Housing, education top urbanites' worries
By Fu Jing (China Daily)
Updated: 2006-02-24 05:32
Housing, education and jobs are the main worries of urban residents and these are the issues they would like to be addressed by the country's top legislators next month, according to a recent poll.
The Social Survey Institute of China (SSIC), a non-government organization, polled 2,000 people in 16 major cities including Beijing and Shanghai and asked them what they would like next month's annual session of the National People's Congress to discuss.
Citizens ask about information on a housing project at a housing exhibition in Shanghai in this photo taken on April 29, 2005. [newsphoto]

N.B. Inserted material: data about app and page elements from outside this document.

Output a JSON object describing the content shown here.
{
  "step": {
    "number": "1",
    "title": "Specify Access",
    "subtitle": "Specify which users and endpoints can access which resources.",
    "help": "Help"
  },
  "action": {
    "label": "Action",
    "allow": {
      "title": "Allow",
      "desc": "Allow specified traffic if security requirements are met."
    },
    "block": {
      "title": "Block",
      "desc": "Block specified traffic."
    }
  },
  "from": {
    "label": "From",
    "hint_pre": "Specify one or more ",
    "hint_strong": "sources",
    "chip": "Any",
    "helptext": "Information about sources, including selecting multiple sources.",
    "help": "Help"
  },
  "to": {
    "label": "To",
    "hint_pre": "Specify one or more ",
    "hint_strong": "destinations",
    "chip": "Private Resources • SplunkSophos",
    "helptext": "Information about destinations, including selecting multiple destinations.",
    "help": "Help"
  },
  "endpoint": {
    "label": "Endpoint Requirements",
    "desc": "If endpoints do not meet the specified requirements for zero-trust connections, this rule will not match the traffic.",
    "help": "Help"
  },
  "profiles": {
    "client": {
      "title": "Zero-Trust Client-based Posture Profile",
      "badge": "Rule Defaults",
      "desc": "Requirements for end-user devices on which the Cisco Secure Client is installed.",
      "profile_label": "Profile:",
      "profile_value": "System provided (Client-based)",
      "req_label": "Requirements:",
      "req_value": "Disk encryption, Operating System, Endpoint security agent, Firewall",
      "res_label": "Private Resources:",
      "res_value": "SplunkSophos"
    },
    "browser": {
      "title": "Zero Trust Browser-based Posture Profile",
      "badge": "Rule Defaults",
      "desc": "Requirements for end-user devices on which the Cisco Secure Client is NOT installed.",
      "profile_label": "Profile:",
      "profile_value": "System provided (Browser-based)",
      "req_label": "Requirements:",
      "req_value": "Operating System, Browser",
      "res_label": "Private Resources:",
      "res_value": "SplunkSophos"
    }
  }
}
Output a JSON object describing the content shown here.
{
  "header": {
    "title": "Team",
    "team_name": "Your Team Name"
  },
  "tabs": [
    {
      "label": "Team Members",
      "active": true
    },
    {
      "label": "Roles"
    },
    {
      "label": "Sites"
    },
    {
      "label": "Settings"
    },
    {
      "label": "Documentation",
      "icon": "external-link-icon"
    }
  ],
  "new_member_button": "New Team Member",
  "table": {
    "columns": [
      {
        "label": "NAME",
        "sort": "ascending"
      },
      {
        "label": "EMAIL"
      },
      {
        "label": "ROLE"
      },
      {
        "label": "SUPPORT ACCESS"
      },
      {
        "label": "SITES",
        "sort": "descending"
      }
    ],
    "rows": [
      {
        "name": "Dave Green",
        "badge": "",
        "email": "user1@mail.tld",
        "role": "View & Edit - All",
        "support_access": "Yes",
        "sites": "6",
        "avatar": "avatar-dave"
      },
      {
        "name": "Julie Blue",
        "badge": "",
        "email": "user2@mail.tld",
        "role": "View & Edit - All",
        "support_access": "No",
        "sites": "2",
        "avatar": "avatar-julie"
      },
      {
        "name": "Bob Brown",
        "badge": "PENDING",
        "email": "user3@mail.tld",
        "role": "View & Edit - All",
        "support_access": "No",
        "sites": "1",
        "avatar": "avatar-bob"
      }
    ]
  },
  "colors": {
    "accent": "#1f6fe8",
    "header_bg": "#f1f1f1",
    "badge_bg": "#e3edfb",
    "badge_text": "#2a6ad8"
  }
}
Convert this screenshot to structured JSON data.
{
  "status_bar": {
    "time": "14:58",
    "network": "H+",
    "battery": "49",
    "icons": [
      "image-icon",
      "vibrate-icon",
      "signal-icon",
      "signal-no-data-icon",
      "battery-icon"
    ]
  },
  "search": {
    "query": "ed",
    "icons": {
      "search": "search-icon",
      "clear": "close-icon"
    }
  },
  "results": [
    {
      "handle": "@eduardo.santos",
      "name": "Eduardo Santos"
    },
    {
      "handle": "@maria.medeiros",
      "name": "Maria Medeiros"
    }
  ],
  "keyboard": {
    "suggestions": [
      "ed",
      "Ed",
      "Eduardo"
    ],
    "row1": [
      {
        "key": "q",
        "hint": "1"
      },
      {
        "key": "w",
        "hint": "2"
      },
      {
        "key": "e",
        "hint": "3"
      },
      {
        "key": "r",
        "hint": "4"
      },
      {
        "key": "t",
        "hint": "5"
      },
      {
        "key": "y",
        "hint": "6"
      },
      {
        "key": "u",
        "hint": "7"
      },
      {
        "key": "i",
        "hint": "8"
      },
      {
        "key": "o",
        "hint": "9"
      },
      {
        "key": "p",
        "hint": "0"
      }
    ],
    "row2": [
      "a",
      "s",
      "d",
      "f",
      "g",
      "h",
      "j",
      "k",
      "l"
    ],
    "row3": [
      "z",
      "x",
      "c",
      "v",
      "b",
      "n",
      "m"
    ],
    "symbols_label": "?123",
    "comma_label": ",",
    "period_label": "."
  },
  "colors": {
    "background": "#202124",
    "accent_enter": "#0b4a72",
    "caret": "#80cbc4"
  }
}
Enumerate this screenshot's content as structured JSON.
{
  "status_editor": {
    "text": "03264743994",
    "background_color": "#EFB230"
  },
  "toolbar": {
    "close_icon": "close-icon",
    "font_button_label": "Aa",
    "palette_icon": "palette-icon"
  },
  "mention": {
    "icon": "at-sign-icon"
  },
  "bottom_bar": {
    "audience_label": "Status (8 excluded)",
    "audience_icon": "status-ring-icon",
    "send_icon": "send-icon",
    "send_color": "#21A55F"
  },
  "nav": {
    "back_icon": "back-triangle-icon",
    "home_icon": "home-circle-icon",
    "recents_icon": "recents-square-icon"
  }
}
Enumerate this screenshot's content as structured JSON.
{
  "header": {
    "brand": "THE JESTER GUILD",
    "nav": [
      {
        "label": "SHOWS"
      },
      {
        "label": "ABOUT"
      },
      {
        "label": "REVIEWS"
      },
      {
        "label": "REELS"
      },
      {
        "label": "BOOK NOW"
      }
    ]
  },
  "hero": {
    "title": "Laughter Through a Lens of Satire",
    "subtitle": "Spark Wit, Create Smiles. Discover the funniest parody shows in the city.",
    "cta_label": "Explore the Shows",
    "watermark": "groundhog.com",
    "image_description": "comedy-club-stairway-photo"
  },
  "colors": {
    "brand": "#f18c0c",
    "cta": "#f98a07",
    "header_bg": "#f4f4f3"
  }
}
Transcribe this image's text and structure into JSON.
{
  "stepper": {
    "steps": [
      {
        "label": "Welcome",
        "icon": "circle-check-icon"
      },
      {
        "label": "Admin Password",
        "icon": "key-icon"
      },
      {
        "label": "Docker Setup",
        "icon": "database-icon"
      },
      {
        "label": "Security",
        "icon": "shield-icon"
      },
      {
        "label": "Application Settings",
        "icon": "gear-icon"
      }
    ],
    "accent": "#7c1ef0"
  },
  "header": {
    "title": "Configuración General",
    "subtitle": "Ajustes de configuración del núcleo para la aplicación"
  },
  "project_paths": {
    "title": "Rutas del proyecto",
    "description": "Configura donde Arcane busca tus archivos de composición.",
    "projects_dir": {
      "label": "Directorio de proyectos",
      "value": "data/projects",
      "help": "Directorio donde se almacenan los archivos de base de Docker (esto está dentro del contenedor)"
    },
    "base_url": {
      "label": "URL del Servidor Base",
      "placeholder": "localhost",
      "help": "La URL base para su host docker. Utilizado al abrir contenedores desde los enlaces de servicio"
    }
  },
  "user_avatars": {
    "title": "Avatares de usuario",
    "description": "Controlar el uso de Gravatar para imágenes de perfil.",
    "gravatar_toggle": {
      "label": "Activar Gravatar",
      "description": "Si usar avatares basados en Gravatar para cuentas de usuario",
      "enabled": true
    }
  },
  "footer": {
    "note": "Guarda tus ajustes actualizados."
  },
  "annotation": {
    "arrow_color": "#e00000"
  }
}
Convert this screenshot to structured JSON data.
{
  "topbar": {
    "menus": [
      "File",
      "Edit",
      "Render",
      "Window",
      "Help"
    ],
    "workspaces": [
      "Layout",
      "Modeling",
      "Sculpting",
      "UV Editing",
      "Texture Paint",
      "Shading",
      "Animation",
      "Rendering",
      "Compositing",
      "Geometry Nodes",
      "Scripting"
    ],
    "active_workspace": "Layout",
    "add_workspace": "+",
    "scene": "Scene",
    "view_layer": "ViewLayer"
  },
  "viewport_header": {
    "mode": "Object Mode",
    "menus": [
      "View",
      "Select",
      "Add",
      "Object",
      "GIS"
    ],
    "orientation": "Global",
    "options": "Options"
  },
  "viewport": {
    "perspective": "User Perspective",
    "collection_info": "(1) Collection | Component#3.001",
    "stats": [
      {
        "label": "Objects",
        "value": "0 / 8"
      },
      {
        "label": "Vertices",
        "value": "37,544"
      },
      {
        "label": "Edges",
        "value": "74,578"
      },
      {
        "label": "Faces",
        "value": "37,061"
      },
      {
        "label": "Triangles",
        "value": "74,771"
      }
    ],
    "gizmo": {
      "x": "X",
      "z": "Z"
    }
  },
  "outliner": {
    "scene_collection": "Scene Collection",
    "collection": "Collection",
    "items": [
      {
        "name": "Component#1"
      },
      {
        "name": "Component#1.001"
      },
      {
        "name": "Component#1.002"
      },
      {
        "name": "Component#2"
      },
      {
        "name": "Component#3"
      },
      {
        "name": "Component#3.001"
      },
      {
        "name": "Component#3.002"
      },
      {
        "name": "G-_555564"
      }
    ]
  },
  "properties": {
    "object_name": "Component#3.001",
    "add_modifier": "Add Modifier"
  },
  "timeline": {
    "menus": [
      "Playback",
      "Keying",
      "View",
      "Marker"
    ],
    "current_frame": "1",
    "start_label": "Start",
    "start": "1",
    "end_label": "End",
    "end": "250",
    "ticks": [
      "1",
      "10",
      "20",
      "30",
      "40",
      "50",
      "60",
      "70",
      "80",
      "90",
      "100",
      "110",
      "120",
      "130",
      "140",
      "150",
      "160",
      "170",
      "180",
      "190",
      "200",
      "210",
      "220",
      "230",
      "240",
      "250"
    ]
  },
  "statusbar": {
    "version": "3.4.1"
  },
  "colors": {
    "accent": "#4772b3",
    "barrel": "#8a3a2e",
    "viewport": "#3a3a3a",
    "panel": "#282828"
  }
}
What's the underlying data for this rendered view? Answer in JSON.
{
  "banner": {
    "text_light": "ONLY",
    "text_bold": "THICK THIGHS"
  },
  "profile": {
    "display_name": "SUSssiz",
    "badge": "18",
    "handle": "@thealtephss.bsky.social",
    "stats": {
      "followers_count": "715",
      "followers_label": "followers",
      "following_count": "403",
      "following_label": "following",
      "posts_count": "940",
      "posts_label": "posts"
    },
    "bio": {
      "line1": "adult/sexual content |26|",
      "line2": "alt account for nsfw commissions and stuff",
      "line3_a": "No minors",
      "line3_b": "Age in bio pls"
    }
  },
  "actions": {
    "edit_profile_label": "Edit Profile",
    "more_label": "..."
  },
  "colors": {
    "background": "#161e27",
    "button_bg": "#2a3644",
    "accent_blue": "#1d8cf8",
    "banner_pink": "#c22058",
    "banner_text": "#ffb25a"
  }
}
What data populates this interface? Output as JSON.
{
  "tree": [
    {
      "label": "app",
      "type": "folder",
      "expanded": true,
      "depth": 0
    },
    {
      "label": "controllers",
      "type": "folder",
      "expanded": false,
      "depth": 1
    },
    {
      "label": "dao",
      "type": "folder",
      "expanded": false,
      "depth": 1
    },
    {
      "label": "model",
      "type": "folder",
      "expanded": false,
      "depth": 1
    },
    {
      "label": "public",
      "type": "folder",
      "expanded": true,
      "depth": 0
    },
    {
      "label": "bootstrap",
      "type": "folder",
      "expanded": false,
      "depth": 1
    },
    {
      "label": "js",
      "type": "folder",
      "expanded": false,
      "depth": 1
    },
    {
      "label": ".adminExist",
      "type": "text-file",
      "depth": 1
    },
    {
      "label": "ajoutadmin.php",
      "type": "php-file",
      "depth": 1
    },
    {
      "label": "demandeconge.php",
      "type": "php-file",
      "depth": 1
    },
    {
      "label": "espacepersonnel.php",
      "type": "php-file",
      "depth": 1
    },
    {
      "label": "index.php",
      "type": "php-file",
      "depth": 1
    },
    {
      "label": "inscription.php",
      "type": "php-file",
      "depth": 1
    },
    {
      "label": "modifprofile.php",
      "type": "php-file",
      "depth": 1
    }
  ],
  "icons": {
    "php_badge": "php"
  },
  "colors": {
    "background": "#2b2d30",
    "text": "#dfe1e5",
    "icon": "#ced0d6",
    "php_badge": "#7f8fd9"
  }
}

Nearly 4 in 5 respondents said they were worried about rising house prices and poor services provided by property management companies.
Urban real estate prices have seen a rapid rise in recent years. According to the World Bank, housing prices worldwide are equivalent to 5-7 years' household income, but in China it is 11 years' earnings.
About 3 in 5 were concerned about limited job opportunities.
Despite a record 11 million job openings this year, 14 million urbanites including those entering the job market, laid-off workers and migrants from rural areas might end up with no employment. The pollsters said the laid-off, disabled people and fresh university graduates would find it most difficult to find jobs.
As tuition fees keep rising in educational institutions, nearly 3 in 5 surveyed complained about the increasing cost and corruption.
High medical expenses, rising inequality, personal safety, financial fraud and the rule of law are also listed as major worries.
The country's 11th Five-Year (2006-10) Plan has been listed as the 12th hottest topic among 29 per cent of urban residents.
"The findings show that people are preoccupied with personal concerns," said Wang Xing, the public opinion centre director of SSIC. "We hope the public voices reach the legislators."
Asked whether communication between the public and the authorities was smooth, only about 11 per cent of the respondents replied in the positive; 42 per cent said it was "so-so"' and the remaining believed it was ineffective.